= Listed entries =
▽

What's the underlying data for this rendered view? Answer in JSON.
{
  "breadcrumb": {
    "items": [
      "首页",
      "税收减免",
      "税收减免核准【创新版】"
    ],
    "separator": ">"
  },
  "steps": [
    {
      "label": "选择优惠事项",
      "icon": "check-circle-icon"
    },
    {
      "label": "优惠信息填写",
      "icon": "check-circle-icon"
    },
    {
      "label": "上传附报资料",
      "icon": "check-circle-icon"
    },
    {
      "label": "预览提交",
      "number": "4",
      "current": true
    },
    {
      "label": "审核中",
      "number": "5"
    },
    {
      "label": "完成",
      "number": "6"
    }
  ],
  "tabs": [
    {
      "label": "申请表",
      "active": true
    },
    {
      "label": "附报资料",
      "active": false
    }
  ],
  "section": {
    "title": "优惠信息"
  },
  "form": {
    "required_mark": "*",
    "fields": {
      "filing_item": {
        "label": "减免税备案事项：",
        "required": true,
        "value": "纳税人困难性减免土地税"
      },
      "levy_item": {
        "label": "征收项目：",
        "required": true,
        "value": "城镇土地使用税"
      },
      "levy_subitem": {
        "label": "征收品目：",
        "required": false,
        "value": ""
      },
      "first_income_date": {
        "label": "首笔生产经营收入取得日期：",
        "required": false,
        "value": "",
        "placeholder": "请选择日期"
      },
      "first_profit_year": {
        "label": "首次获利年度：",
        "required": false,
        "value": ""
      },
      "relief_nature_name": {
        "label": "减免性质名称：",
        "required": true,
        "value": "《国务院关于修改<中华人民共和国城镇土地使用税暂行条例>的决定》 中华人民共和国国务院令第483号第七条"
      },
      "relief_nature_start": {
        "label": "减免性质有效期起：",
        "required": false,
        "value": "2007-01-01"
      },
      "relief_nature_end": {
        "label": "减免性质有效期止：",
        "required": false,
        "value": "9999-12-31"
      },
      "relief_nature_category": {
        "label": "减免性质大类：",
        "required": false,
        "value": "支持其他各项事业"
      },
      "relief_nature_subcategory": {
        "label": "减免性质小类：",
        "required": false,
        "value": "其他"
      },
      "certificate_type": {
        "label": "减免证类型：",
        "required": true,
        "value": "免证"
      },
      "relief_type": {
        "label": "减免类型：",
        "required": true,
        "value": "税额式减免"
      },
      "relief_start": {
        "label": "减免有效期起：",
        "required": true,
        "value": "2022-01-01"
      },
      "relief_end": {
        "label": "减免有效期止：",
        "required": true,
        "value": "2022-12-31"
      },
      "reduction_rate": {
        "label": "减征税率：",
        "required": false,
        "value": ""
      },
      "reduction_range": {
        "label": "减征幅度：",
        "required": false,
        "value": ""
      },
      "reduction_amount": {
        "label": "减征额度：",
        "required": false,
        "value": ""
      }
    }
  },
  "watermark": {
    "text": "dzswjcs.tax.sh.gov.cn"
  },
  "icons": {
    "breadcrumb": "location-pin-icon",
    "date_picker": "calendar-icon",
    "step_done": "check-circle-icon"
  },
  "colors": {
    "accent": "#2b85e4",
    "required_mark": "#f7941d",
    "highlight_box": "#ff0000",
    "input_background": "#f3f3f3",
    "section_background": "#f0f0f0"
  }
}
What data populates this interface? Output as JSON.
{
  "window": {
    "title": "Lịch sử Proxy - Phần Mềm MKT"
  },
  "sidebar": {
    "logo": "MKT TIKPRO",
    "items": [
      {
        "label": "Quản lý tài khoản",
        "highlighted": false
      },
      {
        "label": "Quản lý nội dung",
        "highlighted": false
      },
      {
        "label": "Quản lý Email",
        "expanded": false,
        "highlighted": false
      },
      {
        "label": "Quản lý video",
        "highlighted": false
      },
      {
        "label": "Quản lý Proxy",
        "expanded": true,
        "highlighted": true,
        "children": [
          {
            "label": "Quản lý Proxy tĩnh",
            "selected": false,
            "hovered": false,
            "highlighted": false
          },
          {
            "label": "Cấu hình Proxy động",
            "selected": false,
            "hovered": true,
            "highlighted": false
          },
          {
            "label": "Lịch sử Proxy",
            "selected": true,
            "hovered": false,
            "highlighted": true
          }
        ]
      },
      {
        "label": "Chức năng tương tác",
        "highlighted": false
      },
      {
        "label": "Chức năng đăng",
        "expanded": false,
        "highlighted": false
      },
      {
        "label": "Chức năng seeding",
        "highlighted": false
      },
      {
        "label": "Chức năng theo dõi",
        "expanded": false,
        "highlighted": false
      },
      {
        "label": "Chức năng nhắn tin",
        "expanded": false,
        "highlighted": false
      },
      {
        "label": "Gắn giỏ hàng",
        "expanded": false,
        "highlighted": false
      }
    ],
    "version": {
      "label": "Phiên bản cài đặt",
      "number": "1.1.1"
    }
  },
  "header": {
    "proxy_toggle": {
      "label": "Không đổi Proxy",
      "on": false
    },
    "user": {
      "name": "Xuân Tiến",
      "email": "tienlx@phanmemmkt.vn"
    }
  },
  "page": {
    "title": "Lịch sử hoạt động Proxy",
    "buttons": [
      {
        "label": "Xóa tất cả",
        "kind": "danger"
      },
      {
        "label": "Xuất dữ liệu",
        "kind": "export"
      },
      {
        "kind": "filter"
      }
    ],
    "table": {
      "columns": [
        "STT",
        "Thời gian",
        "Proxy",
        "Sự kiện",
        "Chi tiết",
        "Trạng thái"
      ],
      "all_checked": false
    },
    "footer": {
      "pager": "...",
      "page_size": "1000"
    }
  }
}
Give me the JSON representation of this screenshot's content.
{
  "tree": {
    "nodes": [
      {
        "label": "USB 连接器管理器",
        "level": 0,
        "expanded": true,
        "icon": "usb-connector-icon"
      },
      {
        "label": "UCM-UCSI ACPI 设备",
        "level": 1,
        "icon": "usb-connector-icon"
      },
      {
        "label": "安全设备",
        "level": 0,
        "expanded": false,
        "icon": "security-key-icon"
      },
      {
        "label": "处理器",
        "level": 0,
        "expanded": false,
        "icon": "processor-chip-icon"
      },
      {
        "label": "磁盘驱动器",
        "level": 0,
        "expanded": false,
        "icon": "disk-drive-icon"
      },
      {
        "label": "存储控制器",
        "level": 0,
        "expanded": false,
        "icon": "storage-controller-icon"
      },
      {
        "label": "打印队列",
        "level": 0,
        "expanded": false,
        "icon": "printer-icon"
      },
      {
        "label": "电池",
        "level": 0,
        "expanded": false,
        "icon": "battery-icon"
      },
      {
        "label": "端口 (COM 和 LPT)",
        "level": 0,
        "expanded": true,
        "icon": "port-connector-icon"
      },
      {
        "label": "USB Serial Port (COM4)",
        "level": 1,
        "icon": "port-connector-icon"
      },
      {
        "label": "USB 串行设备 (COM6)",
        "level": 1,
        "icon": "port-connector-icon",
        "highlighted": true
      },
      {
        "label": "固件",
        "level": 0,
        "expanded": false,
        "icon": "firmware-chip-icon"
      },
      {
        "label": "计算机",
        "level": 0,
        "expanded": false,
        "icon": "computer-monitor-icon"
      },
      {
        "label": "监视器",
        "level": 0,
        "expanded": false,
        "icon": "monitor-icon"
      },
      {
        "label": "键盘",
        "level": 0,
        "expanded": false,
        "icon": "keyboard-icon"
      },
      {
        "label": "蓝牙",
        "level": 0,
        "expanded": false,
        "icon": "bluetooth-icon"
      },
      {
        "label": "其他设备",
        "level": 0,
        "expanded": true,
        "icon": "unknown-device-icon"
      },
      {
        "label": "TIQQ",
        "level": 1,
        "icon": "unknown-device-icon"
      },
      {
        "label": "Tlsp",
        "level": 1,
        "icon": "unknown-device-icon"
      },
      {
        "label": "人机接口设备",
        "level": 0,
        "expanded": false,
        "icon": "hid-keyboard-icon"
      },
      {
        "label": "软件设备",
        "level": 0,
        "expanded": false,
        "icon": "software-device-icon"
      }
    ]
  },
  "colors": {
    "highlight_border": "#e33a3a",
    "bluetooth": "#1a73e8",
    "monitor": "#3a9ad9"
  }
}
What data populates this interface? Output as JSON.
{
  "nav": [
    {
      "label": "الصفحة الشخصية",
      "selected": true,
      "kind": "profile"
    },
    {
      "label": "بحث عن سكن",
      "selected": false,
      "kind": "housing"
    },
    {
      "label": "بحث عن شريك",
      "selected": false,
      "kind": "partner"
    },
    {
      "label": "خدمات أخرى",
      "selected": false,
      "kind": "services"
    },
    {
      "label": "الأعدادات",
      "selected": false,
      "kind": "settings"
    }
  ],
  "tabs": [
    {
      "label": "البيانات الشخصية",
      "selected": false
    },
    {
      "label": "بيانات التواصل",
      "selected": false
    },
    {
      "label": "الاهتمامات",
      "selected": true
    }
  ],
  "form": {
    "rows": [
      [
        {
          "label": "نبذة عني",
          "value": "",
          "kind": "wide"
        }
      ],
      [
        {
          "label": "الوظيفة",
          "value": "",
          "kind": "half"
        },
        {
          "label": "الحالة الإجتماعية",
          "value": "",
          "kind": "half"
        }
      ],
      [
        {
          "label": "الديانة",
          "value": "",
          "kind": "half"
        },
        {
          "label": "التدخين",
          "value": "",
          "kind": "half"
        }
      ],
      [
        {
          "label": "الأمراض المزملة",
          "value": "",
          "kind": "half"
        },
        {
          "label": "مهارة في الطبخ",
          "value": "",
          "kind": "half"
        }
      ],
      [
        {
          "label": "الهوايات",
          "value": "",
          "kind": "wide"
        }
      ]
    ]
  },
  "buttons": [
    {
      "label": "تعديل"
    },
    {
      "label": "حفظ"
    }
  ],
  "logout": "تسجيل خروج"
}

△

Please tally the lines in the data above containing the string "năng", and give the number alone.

= Your response =
5